My Daughter Is Just Like Me And That’s Terrifying

by Kimberly Zapata
Kimberly is the creator of Sunshine Spoils Milk, a blog dedicated to motherhood and mental health.

My daughter is three years old, but she is already just like me. (Like, exactly like me.) She is short and slim and curly, golden ringlets frame her face. She is a free-spirit and a bookworm. A natural born storyteller and a performer. And she is emotional and empathetic. She is forgiving, loving and compassionate, but she also has a short fuse.

She becomes frustrated, angry, and enraged when things don’t go right — when things do not go “as planned” or her way.

Of course, I am proud to have a child that is so smart, sweet, driven, independent and strong-willed, but I also worry about her because I know how my trusting heart has led it to be broken. I know how my determination and “never say no” attitude drove me nuts, and I know how empathy can be hurtful. My sensitivity to others has literally made me sick.

So, before you get older, little one, I want to say this to you.

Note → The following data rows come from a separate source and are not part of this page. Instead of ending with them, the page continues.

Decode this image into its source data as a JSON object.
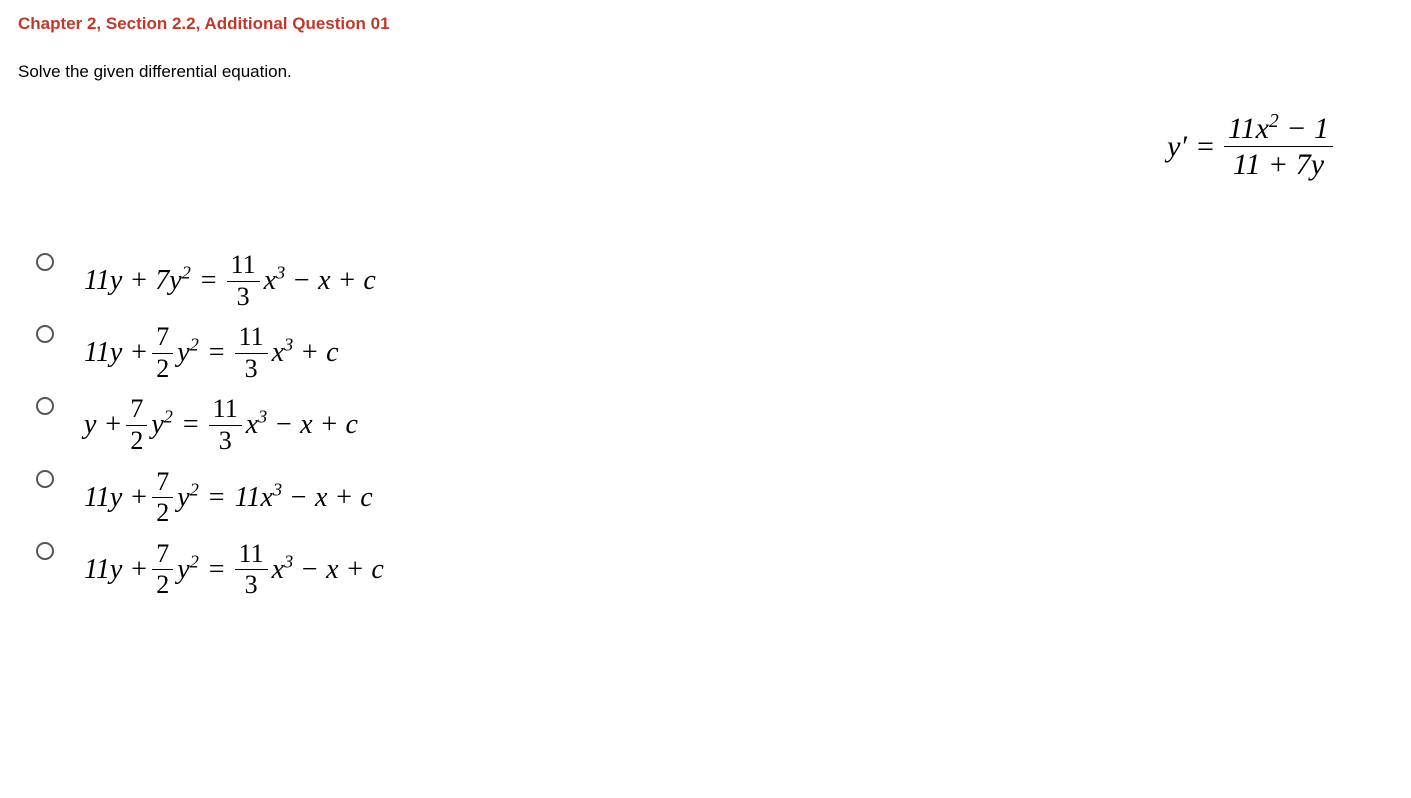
{
  "title": "Chapter 2, Section 2.2, Additional Question 01",
  "prompt": "Solve the given differential equation.",
  "equation": {
    "lhs": "y′",
    "eq": "=",
    "num": "11x² − 1",
    "den": "11 + 7y"
  },
  "options": [
    {
      "left": "11y + 7y²",
      "eq": "=",
      "right_prefix_frac": {
        "num": "11",
        "den": "3"
      },
      "right_suffix": "x³ − x + c"
    },
    {
      "left_prefix": "11y +",
      "left_frac": {
        "num": "7",
        "den": "2"
      },
      "left_suffix": "y²",
      "eq": "=",
      "right_prefix_frac": {
        "num": "11",
        "den": "3"
      },
      "right_suffix": "x³ + c"
    },
    {
      "left_prefix": "y +",
      "left_frac": {
        "num": "7",
        "den": "2"
      },
      "left_suffix": "y²",
      "eq": "=",
      "right_prefix_frac": {
        "num": "11",
        "den": "3"
      },
      "right_suffix": "x³ − x + c"
    },
    {
      "left_prefix": "11y +",
      "left_frac": {
        "num": "7",
        "den": "2"
      },
      "left_suffix": "y²",
      "eq": "=",
      "right_plain": "11x³ − x + c"
    },
    {
      "left_prefix": "11y +",
      "left_frac": {
        "num": "7",
        "den": "2"
      },
      "left_suffix": "y²",
      "eq": "=",
      "right_prefix_frac": {
        "num": "11",
        "den": "3"
      },
      "right_suffix": "x³ − x + c"
    }
  ]
}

Dearest Daughter,

I knew you were something special from the moment you entered this world. From the moment your wet and wriggling body was placed in my arms. You were calm and quiet, warm and affectionate, and you were happy. So, so happy.

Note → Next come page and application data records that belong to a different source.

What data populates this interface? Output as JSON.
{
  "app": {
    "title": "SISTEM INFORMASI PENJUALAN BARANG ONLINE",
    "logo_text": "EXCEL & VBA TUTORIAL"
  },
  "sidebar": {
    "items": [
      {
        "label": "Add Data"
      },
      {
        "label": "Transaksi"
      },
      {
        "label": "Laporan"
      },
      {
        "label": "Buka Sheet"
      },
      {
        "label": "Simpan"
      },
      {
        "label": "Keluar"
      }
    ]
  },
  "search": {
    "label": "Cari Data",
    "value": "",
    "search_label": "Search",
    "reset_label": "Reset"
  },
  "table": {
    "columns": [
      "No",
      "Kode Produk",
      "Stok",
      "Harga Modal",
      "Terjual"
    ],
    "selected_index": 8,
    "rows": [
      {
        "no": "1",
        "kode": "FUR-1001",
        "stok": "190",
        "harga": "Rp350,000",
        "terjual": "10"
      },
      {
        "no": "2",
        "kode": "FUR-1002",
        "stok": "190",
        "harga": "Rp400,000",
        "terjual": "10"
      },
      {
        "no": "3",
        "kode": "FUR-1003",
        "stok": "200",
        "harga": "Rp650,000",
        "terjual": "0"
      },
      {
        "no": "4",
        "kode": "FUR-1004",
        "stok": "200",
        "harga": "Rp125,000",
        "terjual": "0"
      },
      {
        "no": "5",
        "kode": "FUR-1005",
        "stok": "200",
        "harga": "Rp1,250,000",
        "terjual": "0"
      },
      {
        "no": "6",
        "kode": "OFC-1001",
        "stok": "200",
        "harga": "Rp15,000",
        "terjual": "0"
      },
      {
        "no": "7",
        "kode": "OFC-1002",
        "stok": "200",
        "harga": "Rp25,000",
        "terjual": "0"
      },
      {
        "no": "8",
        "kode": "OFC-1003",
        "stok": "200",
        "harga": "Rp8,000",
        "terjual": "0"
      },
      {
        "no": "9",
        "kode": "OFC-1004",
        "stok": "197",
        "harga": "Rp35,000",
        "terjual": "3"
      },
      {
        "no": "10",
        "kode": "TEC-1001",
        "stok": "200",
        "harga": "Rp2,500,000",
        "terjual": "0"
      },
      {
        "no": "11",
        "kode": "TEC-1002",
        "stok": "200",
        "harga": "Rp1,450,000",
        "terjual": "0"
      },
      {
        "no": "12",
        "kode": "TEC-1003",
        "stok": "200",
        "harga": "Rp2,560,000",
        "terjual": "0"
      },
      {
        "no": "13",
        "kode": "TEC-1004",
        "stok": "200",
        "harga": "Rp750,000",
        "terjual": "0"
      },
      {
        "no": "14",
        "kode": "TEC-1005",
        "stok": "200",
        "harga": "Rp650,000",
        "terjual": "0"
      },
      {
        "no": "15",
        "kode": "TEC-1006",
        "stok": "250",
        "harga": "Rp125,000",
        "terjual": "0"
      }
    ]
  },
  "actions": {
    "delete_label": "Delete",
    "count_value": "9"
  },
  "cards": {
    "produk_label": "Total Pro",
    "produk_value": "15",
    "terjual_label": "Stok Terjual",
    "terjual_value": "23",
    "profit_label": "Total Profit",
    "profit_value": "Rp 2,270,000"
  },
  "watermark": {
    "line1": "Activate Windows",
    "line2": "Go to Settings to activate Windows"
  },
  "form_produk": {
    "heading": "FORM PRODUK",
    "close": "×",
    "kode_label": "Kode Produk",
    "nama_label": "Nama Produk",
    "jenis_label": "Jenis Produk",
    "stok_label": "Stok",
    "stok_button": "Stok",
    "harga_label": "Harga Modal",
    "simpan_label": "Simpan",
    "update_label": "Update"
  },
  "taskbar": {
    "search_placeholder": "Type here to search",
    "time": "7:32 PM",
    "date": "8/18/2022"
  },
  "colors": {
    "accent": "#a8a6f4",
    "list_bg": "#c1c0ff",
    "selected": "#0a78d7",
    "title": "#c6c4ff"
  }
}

But as you grew, new traits emerged, and before long you became a strong-willed infant and a tenacious toddler. Before I knew it, you grew into a fiercely independent child: my smart and fiercely independent child, and I love that about you. In fact, I love that you are headstrong and self-reliant. I love that you are determined, persistent, and focused, even though you can be a bit stubborn. Even though your independence makes you a bit dogged and perverse.


I love that you are generous and accepting, compassionate, humble, and kind.

I love that you understand the power of words like “please” and “thank you” and “I am sorry.” I love that you are forgiving and empathetic, that you are the type of girl who would give someone the shirt off of your own proverbial back, and that you worry about the well-being of complete strangers when you hear them yelling or crying. You ask me “what’s wrong” and “why are they sad” and then suggest they may just need a hug. Maybe you can give them a hug.


I love that you are energetic and enthusiastic — that you can be crafting one minute and running the next — and I love that thoughts and ideas flow through your brain quicker than you can articulate. You are so excited, you cannot always find the right words.

I love that you stop to appreciate the little things, like leaves on the ground, ants in the dirt, and the clouds in the sky. (How you love the clouds in the sky.)

I love that you — quite literally — take time to stop and smell the flowers.


And I love that you are loving because when you love, you do so without judgment or discrimination. Without preference or bias, and instead, you love with your entire heart. You offer every bit of yourself and your being and freely give of your mind, body, and soul.

And while I am proud to have a daughter who is “just like me,” I am also terrified because I know some of the hurts you may face, the obstacles you may have to overcome, and the struggles you will have to endure, and that both saddens and worries me.


In fact, I worry your willpower will drive people away. I worry you will isolate yourself with your independence, and I worry that your perfectionist nature will eventually harm you. I worry you will become your own worst enemy and critic.

I worry others will fail to appreciate your kind heart and empathy. I worry wearing your heart on your sleeve will cause it to break, and I worry your blind faith, openness, and generosity will be your Achilles heel. It will allow others to hurt you and take advantage of you, causing you unnecessary anguish and heartache.

And I worry that all of this will eventually cause you to give up and pull back. I worry you’ll become cold and callous and your heart will harden. You will build up walls to hide and “protect” yourself.

Unfortunately, I do not know how to help you. I do not know if I can protect you, and I do not have any answers. Nothing I say will keep you shielded and your character safe, and I know that. All I do have is hope. Hope in you. Hope in your heart. And hope in your future.

So stay strong, my sweet one. Stay fearless, and keep humanity at the heart of who you are. Keep laughing and loving and saying “I’m sorry,” even when it hurts. Even when it is hard. Because no matter what the world throws your way, I will be there to hold you. To listen to you. To carry you, and to support you no matter what you do. No matter where life takes you.

For more from Kimberly Zapata, visit Sunshine Spoils Milk and Facebook